Higher yields of pluripotent stem cells
A NEW technique to culture adult stem cells has been developed by researchers at the Universities of Glasgow and Southampton, UK, which greatly lessens premature differentiation.
Adult stem cells are increasingly being used or investigated as treatments for a range of medical conditions including cancer, Alzheimer’s and arthritis. However, culturing adult stem cells in sufficient quantities for therapeutic use is difficult as they differentiate into body tissues. Chemicals used to slow the differentiation have only limited effectiveness.
Matthew Dalby, from Glasgow’s biomedical and life sciences department, with Nikolaj Gadegaard and Richard Oreffo of the University of Southampton, led the research to develop a new nanoscale plastic culture surface which could solve the problem.
The nano patterned surface was designed and made at Glasgow, and is covered with 120 nm-sized pits. The surface allows the stem cells to grow and retain their pluripotency. The researchers created the surface using an injection-moulding technique similar to that used to produce Blu-ray discs. They say this is a cheap and easy way to solve the problem of differentiation and culture larger quantities of stem cells.
“What we and our colleagues at the University of Southampton have shown is that this new nanostructure surface can be used to very effectively culture mesenchymal stem cells, taken from sources such as bone marrow, which can then be put to use in musculoskeletal, orthopaedic and connective tissues,” said Dalby.
He added that the team is working to make the surface commercially available for the growth of mesenchymal stem cells, and hopes that the technique will work for other stem cells. If so, he said, it could be the first step on the road to large-scale stem cell culture factories.
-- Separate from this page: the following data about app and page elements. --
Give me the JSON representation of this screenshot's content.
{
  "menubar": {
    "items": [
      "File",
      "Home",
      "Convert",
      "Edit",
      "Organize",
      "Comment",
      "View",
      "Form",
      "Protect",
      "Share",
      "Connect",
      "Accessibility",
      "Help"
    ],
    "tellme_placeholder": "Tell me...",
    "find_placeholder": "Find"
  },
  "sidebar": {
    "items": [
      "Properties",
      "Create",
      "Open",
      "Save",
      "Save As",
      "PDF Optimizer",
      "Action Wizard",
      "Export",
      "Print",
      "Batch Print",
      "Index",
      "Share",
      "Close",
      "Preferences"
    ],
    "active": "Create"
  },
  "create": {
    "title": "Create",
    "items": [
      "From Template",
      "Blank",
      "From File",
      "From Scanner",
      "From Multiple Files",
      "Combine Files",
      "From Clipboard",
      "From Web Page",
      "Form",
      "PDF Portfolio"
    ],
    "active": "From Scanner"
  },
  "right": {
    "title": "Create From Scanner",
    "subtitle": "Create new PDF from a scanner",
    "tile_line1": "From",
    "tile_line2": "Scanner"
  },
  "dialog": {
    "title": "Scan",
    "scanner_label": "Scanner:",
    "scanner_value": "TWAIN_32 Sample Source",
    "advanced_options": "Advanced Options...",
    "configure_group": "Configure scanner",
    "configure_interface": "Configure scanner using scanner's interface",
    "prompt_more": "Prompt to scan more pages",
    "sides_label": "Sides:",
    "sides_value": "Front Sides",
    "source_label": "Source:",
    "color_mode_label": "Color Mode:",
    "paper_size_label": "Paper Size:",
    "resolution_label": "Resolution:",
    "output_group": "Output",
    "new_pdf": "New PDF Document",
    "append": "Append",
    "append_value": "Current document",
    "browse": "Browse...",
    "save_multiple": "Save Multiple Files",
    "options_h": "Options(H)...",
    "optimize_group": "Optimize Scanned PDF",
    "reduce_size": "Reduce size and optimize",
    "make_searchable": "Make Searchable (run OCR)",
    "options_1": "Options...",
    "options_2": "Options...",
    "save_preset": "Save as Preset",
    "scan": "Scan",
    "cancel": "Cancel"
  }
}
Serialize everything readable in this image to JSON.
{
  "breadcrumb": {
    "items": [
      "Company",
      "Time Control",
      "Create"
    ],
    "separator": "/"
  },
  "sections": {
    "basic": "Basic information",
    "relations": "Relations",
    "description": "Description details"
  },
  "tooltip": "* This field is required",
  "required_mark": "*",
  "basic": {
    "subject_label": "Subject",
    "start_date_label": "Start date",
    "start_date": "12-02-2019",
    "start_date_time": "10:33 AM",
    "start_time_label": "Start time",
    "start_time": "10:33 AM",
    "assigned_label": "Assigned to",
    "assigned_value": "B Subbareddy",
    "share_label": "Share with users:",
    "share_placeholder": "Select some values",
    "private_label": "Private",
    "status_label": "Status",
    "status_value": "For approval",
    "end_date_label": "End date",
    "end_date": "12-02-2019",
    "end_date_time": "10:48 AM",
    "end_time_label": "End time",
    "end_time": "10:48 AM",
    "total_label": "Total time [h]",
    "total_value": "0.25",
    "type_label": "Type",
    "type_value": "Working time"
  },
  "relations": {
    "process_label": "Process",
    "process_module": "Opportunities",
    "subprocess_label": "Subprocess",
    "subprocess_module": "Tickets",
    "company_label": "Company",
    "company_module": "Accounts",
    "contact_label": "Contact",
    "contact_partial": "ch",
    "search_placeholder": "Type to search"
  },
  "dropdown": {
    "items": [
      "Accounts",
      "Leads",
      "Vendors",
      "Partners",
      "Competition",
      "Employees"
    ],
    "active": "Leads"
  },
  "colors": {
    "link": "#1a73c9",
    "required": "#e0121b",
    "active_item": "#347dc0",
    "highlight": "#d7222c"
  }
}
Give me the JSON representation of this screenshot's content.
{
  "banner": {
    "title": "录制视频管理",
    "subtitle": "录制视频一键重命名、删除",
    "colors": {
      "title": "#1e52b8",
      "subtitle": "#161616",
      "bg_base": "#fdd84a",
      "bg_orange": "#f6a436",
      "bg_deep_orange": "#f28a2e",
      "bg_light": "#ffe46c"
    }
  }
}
Oreffo said: “If this new technology enables us to create sufficient stem cells, and to pattern hip implants for example, it could herald the development of new medical devices with therapeutic application and approaches to understanding stem cell fate and regulation.”